→ Exercise directions: Scan the material below and copy every line holding the word "title".

→ Data excerpts:
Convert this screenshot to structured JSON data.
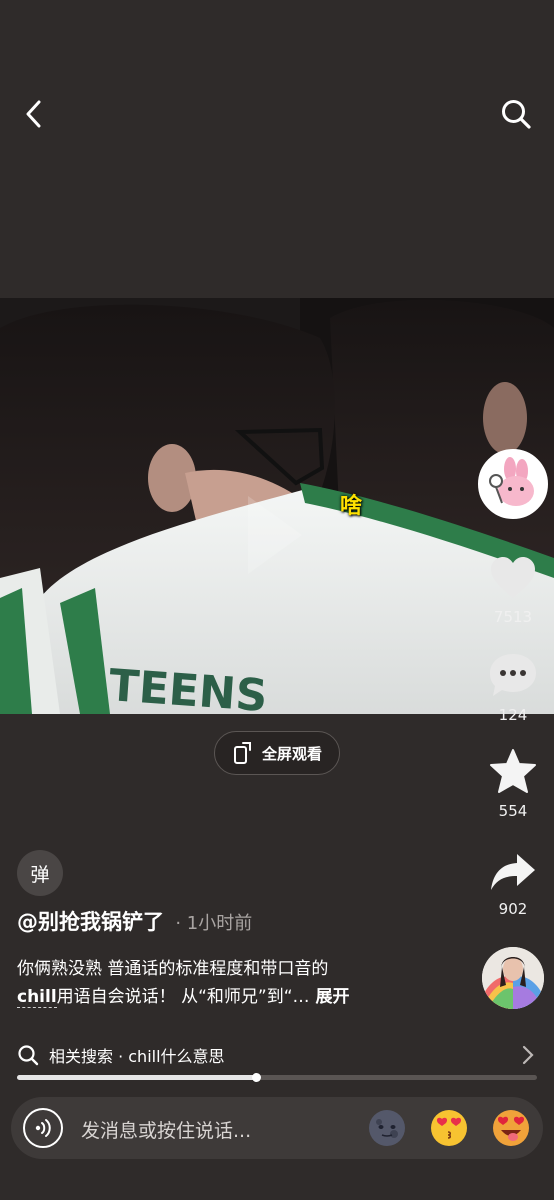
{
  "top_bar": {
    "back_icon": "chevron-left-icon",
    "search_icon": "search-icon"
  },
  "video": {
    "caption": "啥",
    "jersey_text": "TEENS"
  },
  "fullscreen": {
    "label": "全屏观看"
  },
  "rail": {
    "like_count": "7513",
    "comment_count": "124",
    "favorite_count": "554",
    "share_count": "902"
  },
  "danmaku": {
    "label": "弹"
  },
  "post": {
    "author": "@别抢我锅铲了",
    "time": "· 1小时前",
    "desc_line1": "你俩熟没熟 普通话的标准程度和带口音的",
    "desc_chill": "chill",
    "desc_line2_rest": "用语自会说话！ 从“和师兄”到“…",
    "expand": "展开"
  },
  "related": {
    "label": "相关搜索 · chill什么意思"
  },
  "progress": {
    "fraction": 0.46
  },
  "composer": {
    "placeholder": "发消息或按住说话..."
  },
  "colors": {
    "background": "#2f2b2a",
    "caption": "#ffe100",
    "jersey_green": "#2e7d4a"
  }
}
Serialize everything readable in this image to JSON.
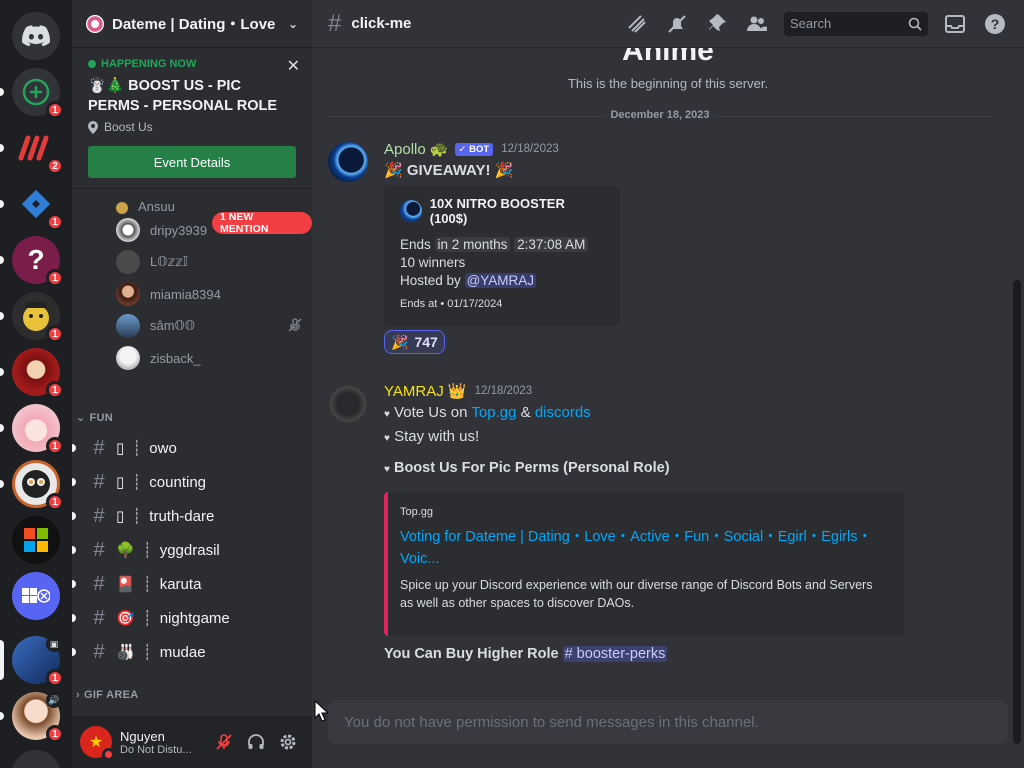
{
  "guild": {
    "name": "Dateme | Dating・Love",
    "event": {
      "status": "HAPPENING NOW",
      "title": "☃️🎄 BOOST US - PIC PERMS - PERSONAL ROLE",
      "location": "Boost Us",
      "button": "Event Details"
    },
    "mention_pill": "1 NEW MENTION",
    "members": [
      {
        "name": "Ansuu",
        "color": "#c9a24a"
      },
      {
        "name": "dripy3939",
        "color": "#d9d9d9"
      },
      {
        "name": "L𝕆𝕫𝕫𝕀",
        "color": "#5a5a5a"
      },
      {
        "name": "miamia8394",
        "color": "#6b3a2a"
      },
      {
        "name": "sâm𝕆𝕆",
        "color": "#3e5c7a"
      },
      {
        "name": "zisback_",
        "color": "#e9e9e9"
      }
    ],
    "categories": {
      "fun": "FUN",
      "gif": "GIF AREA"
    },
    "channels": [
      {
        "icon": "▯",
        "name": "owo"
      },
      {
        "icon": "▯",
        "name": "counting"
      },
      {
        "icon": "▯",
        "name": "truth-dare"
      },
      {
        "icon": "🌳",
        "name": "yggdrasil"
      },
      {
        "icon": "🎴",
        "name": "karuta"
      },
      {
        "icon": "🎯",
        "name": "nightgame"
      },
      {
        "icon": "🎳",
        "name": "mudae"
      }
    ]
  },
  "servers": [
    {
      "name": "add-server",
      "badge": "1",
      "color": "#313338"
    },
    {
      "name": "server-2",
      "badge": "2",
      "color": "#1e1f22"
    },
    {
      "name": "server-3",
      "badge": "1",
      "color": "#1e1f22"
    },
    {
      "name": "server-4",
      "badge": "1",
      "color": "#7a1d4a"
    },
    {
      "name": "server-5",
      "badge": "1",
      "color": "#d9b13a"
    },
    {
      "name": "server-6",
      "badge": "1",
      "color": "#a21b1b"
    },
    {
      "name": "server-7",
      "badge": "1",
      "color": "#f2c4cc"
    },
    {
      "name": "server-8",
      "badge": "1",
      "color": "#e8e8e8"
    },
    {
      "name": "server-9",
      "badge": "",
      "color": "#111111"
    },
    {
      "name": "server-10",
      "badge": "",
      "color": "#5865f2"
    },
    {
      "name": "server-11",
      "badge": "1",
      "color": "#234b8f"
    },
    {
      "name": "server-12",
      "badge": "1",
      "color": "#e8c7b2"
    }
  ],
  "user": {
    "name": "Nguyen",
    "status": "Do Not Distu..."
  },
  "channel": {
    "name": "click-me"
  },
  "search": {
    "placeholder": "Search"
  },
  "chat": {
    "server_heading": "Anime",
    "beginning": "This is the beginning of this server.",
    "date_divider": "December 18, 2023",
    "messages": [
      {
        "author": "Apollo 🐢",
        "author_color": "#b3e0a6",
        "badge": "✓ BOT",
        "time": "12/18/2023",
        "text": "🎉 GIVEAWAY! 🎉",
        "embed": {
          "title": "10X NITRO BOOSTER (100$)",
          "ends_prefix": "Ends",
          "ends_relative": "in 2 months",
          "ends_time": "2:37:08 AM",
          "winners": "10 winners",
          "hosted_prefix": "Hosted by",
          "host": "@YAMRAJ",
          "footer": "Ends at • 01/17/2024"
        },
        "reaction": {
          "emoji": "🎉",
          "count": "747"
        }
      },
      {
        "author": "YAMRAJ 👑",
        "author_color": "#f7e017",
        "time": "12/18/2023",
        "line1_prefix": "Vote Us on",
        "line1_link1": "Top.gg",
        "line1_amp": "&",
        "line1_link2": "discords",
        "line2": "Stay with us!",
        "heading": "Boost Us For Pic Perms (Personal Role)",
        "embed": {
          "provider": "Top.gg",
          "title": "Voting for Dateme | Dating・Love・Active・Fun・Social・Egirl・Egirls・Voic...",
          "description": "Spice up your Discord experience with our diverse range of Discord Bots and Servers as well as other spaces to discover DAOs."
        },
        "footer_text": "You Can Buy Higher Role",
        "footer_channel": "# booster-perks"
      }
    ],
    "composer_placeholder": "You do not have permission to send messages in this channel."
  }
}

→ Your response:
      "title": "☃️🎄 BOOST US - PIC PERMS - PERSONAL ROLE",
          "title": "10X NITRO BOOSTER (100$)",
          "title": "Voting for Dateme | Dating・Love・Active・Fun・Social・Egirl・Egirls・Voic...",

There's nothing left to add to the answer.